WATSONVILLE — With the 2020 Census slightly more than a year away, Watsonville got an early start Tuesday by forming a committee meant to ensure the city's residents are accurately counted.
City officials and other community leaders gathered in the Community Room of the Watsonville Civic Plaza to kick off the 2020 Census Complete Count Committee.
Mandated by the U.S. Constitution, the census counts every resident in the country every 10 years. The data is used to decide the number of seats each state has in the U.S. House of Representatives, while also determining how federal funds are distributed to local communities, which is estimated at $675 billion a year.
According to Deputy City Manager Tamara Vides, Watsonville receives about $2,000 for every resident counted. That also means, she noted, the city loses $2,000 for every resident that is not counted.
"If you don't participate in the census, it means less resources for our community," Vides said.
Watsonville is a community that has been "historically undercounted," she said.
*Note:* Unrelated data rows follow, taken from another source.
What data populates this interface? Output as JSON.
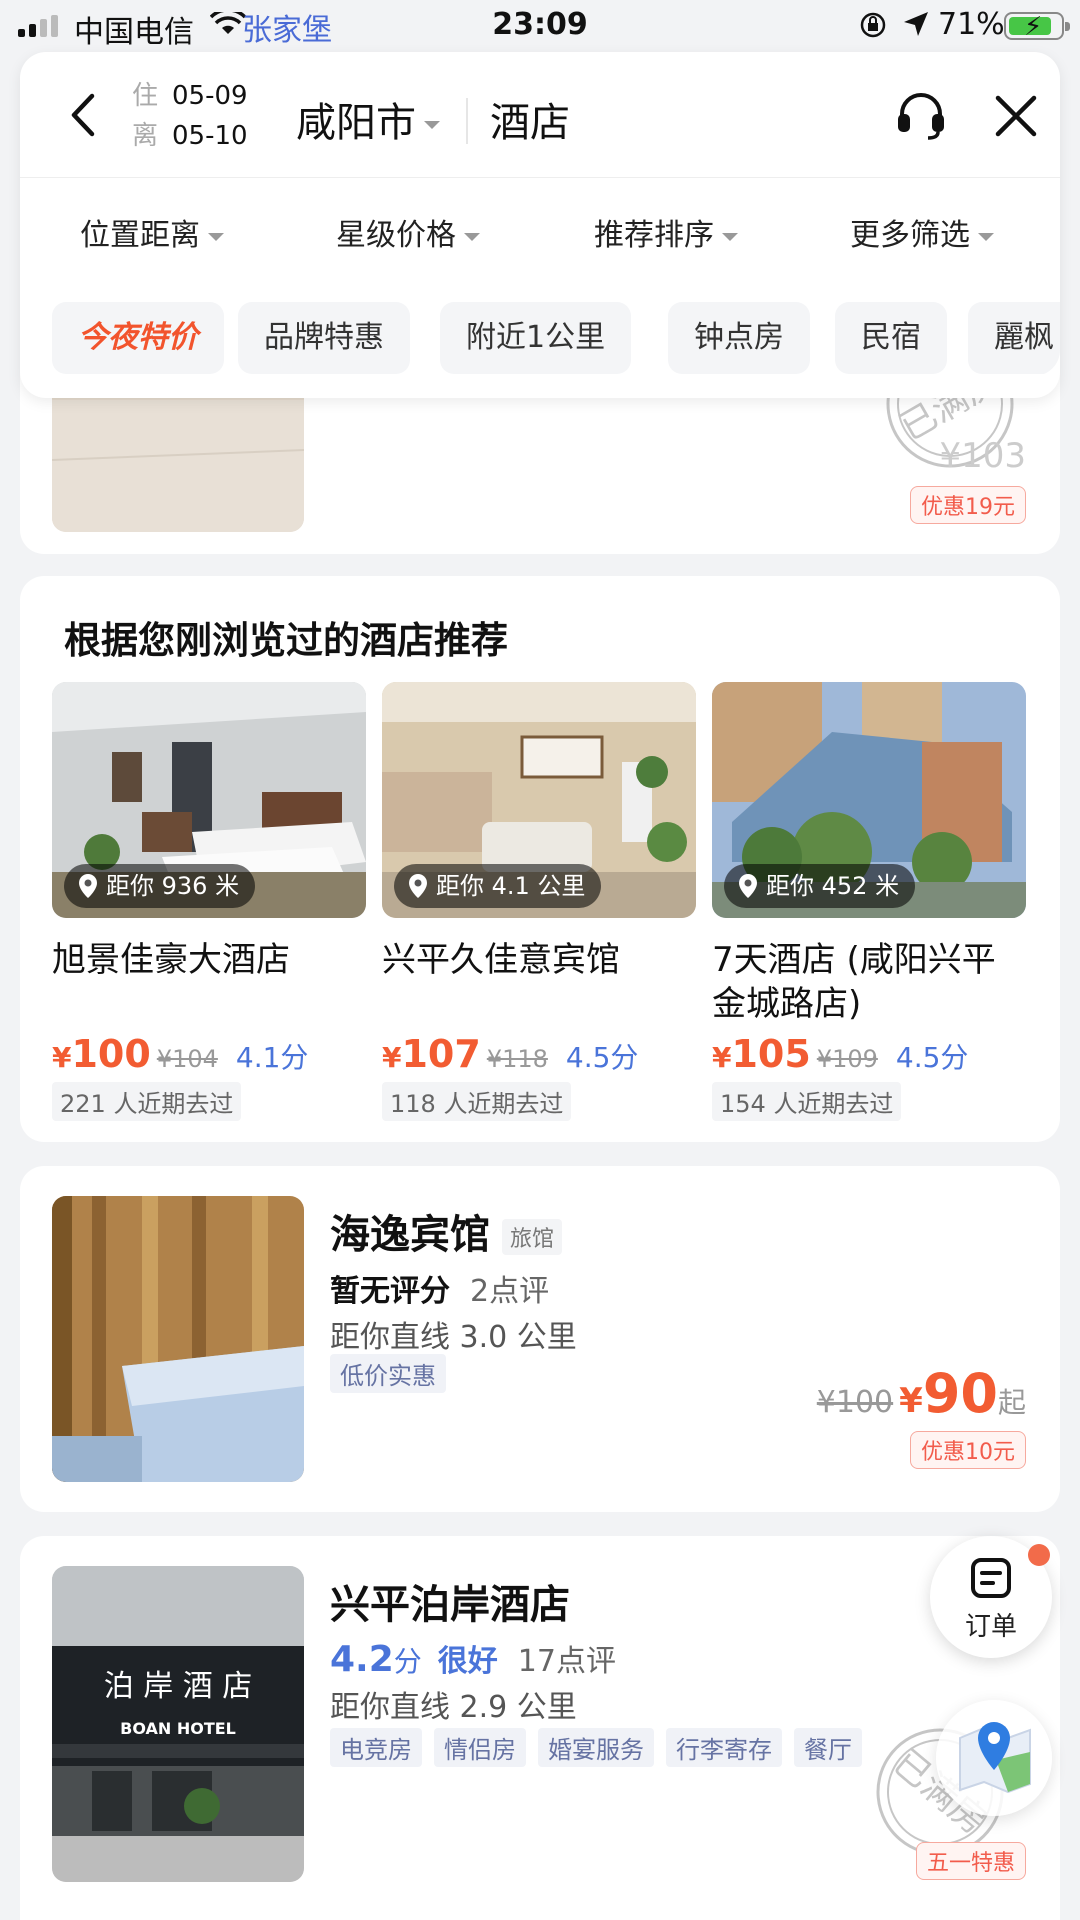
{
  "status_bar": {
    "carrier": "中国电信",
    "location": "张家堡",
    "time": "23:09",
    "battery": "71%",
    "battery_level": 0.71
  },
  "header": {
    "checkin_label": "住",
    "checkin_date": "05-09",
    "checkout_label": "离",
    "checkout_date": "05-10",
    "city": "咸阳市",
    "keyword": "酒店"
  },
  "filters": [
    "位置距离",
    "星级价格",
    "推荐排序",
    "更多筛选"
  ],
  "chips": [
    "今夜特价",
    "品牌特惠",
    "附近1公里",
    "钟点房",
    "民宿",
    "麗枫"
  ],
  "partial_card": {
    "price": "¥103",
    "discount": "优惠19元",
    "stamp": "已满房"
  },
  "recommendations": {
    "title": "根据您刚浏览过的酒店推荐",
    "items": [
      {
        "distance": "距你 936 米",
        "name": "旭景佳豪大酒店",
        "currency": "¥",
        "price": "100",
        "original": "¥104",
        "score": "4.1分",
        "visits": "221 人近期去过"
      },
      {
        "distance": "距你 4.1 公里",
        "name": "兴平久佳意宾馆",
        "currency": "¥",
        "price": "107",
        "original": "¥118",
        "score": "4.5分",
        "visits": "118 人近期去过"
      },
      {
        "distance": "距你 452 米",
        "name": "7天酒店 (咸阳兴平金城路店)",
        "currency": "¥",
        "price": "105",
        "original": "¥109",
        "score": "4.5分",
        "visits": "154 人近期去过"
      }
    ]
  },
  "hotels": [
    {
      "name": "海逸宾馆",
      "type": "旅馆",
      "no_rating": "暂无评分",
      "reviews": "2点评",
      "distance": "距你直线 3.0 公里",
      "tags": [
        "低价实惠"
      ],
      "original": "¥100",
      "currency": "¥",
      "price": "90",
      "suffix": "起",
      "discount": "优惠10元"
    },
    {
      "name": "兴平泊岸酒店",
      "score": "4.2",
      "score_unit": "分",
      "level": "很好",
      "reviews": "17点评",
      "distance": "距你直线 2.9 公里",
      "tags": [
        "电竞房",
        "情侣房",
        "婚宴服务",
        "行李寄存",
        "餐厅"
      ],
      "promo": "五一特惠",
      "stamp": "已满房",
      "sign_text": "泊 岸 酒 店",
      "sign_sub": "BOAN    HOTEL"
    }
  ],
  "floating": {
    "orders_label": "订单"
  },
  "colors": {
    "accent_blue": "#4a74d9",
    "price_red": "#f25c32",
    "hot_chip": "#f2542d"
  }
}
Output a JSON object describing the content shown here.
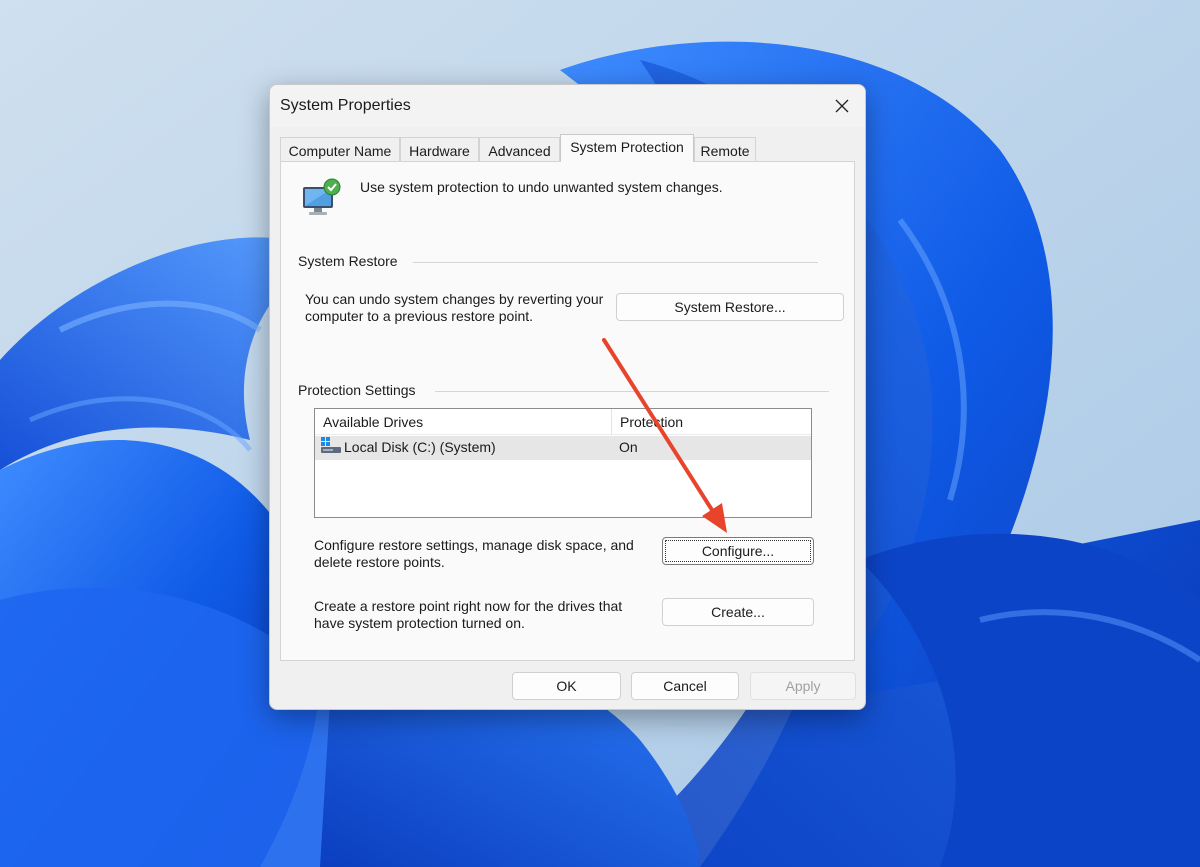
{
  "dialog": {
    "title": "System Properties",
    "tabs": [
      {
        "label": "Computer Name"
      },
      {
        "label": "Hardware"
      },
      {
        "label": "Advanced"
      },
      {
        "label": "System Protection",
        "active": true
      },
      {
        "label": "Remote"
      }
    ],
    "header_text": "Use system protection to undo unwanted system changes.",
    "system_restore": {
      "group_label": "System Restore",
      "description": "You can undo system changes by reverting your computer to a previous restore point.",
      "button_label": "System Restore..."
    },
    "protection_settings": {
      "group_label": "Protection Settings",
      "columns": [
        "Available Drives",
        "Protection"
      ],
      "drives": [
        {
          "name": "Local Disk (C:) (System)",
          "protection": "On"
        }
      ],
      "configure_description": "Configure restore settings, manage disk space, and delete restore points.",
      "configure_label": "Configure...",
      "create_description": "Create a restore point right now for the drives that have system protection turned on.",
      "create_label": "Create..."
    },
    "footer": {
      "ok_label": "OK",
      "cancel_label": "Cancel",
      "apply_label": "Apply"
    }
  },
  "annotation": {
    "arrow_color": "#e8442c"
  },
  "colors": {
    "wallpaper_sky": "#b9d3ea",
    "bloom_blue": "#0a5ae0"
  },
  "icons": {
    "close": "close-icon",
    "header": "system-protection-icon",
    "drive": "drive-icon"
  }
}
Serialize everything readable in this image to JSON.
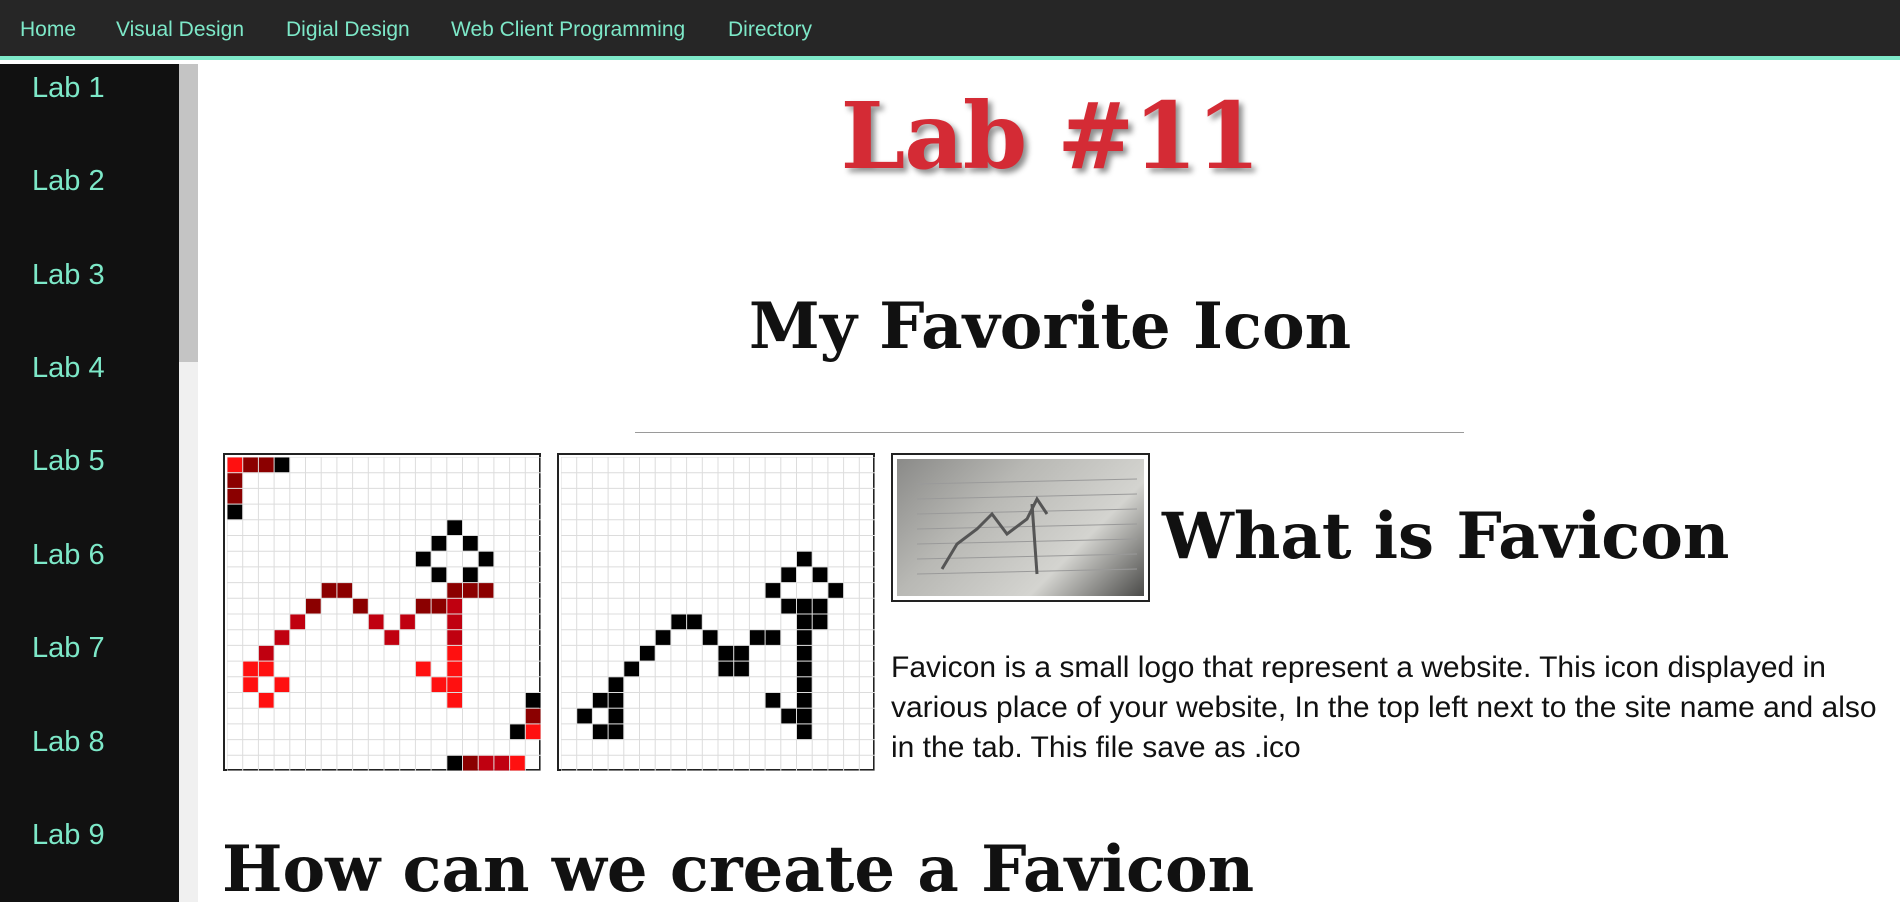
{
  "nav": {
    "items": [
      "Home",
      "Visual Design",
      "Digial Design",
      "Web Client Programming",
      "Directory"
    ]
  },
  "sidebar": {
    "items": [
      "Lab 1",
      "Lab 2",
      "Lab 3",
      "Lab 4",
      "Lab 5",
      "Lab 6",
      "Lab 7",
      "Lab 8",
      "Lab 9"
    ]
  },
  "page": {
    "title": "Lab #11",
    "subtitle": "My Favorite Icon",
    "favicon_heading": "What is Favicon",
    "favicon_paragraph": "Favicon is a small logo that represent a website. This icon displayed in various place of your website, In the top left next to the site name and also in the tab. This file save as .ico",
    "create_heading": "How can we create a Favicon"
  },
  "colors": {
    "accent": "#7de8c8",
    "title_red": "#d42b35",
    "nav_bg": "#262626",
    "sidebar_bg": "#111111"
  }
}
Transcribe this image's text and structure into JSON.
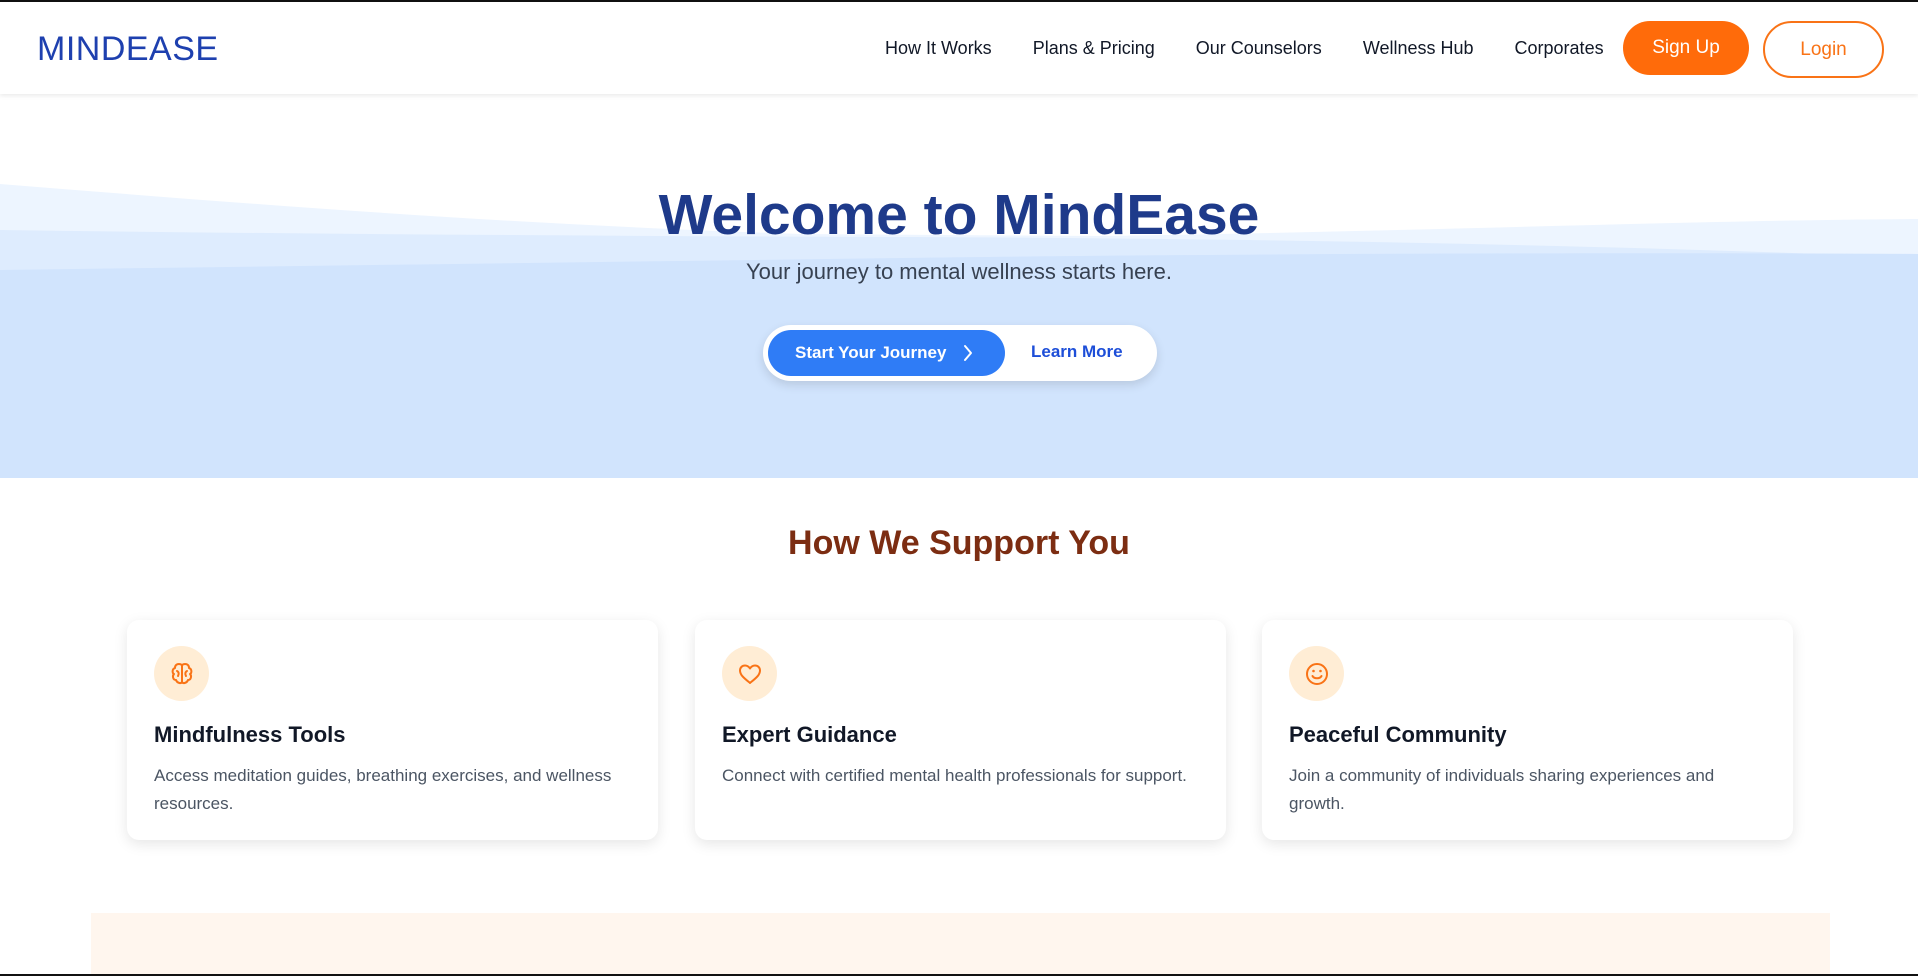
{
  "brand": {
    "logo": "MINDEASE"
  },
  "nav": {
    "links": [
      "How It Works",
      "Plans & Pricing",
      "Our Counselors",
      "Wellness Hub",
      "Corporates"
    ],
    "signup_label": "Sign Up",
    "login_label": "Login"
  },
  "hero": {
    "title": "Welcome to MindEase",
    "subtitle": "Your journey to mental wellness starts here.",
    "primary_cta": "Start Your Journey",
    "secondary_cta": "Learn More"
  },
  "support": {
    "title": "How We Support You",
    "cards": [
      {
        "icon": "brain-icon",
        "title": "Mindfulness Tools",
        "description": "Access meditation guides, breathing exercises, and wellness resources."
      },
      {
        "icon": "heart-icon",
        "title": "Expert Guidance",
        "description": "Connect with certified mental health professionals for support."
      },
      {
        "icon": "smile-icon",
        "title": "Peaceful Community",
        "description": "Join a community of individuals sharing experiences and growth."
      }
    ]
  },
  "colors": {
    "brand_blue": "#1e40af",
    "accent_orange": "#ff6b0a",
    "hero_blue": "#d1e4fd",
    "cta_blue": "#2f7cf6",
    "section_title": "#7c2d12",
    "icon_bg": "#ffedd5"
  }
}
The city's large number of immigrants and densely populated areas have made it difficult for census workers to gather an accurate count of the city's residents, according to Vides.
Making matters more difficult, Commerce Secretary Wilbur Ross earlier this year approved plans to add a question asking if the resident is a citizen of the United States.
Shortly after, more than two dozen states, cities and other groups filed lawsuits against the Trump administration, saying the question could be used to target those who are in the country illegally. The case is currently being considered in federal court, and is also expected to reach the Supreme Court next year.
According to Vides, three percent less Latinos participated in the 2010 Census compared to the 2000 Census. Interacting with the federal government was cited as the primary reason for the lack of participation.
Taylor Brenis, an aide for Rep. Jimmy Panetta, said the congressman is opposed to the citizenship question.
"This move left unchecked will only serve to suppress the minority vote and push the immigrant community further into the darkness," she said.
Brenis stressed the importance of an accurate census count for Watsonville and the country as a whole.
"Failure to do so will be enormously damaging and prove profoundly consequential for decades to come," she said.
After a brainstorming session among the attendees of the meeting, Police Chief David Honda said many people are skeptical about the government's use of census data. He cited the 1940 Census, which government officials reportedly used to target Japanese Americans for internment during World War II.
There are also many questions left unanswered about the census, such as if residents can leave the citizenship question blank if it does appear on the form, he said.
"In order to gain trust, we need to know the answers," Honda said.
The Census Bureau is expected to open 40 area offices across the country beginning in January, with Census Day taking place on April 1, 2020. The data is expected to be delivered to the president by Dec. 31, 2020.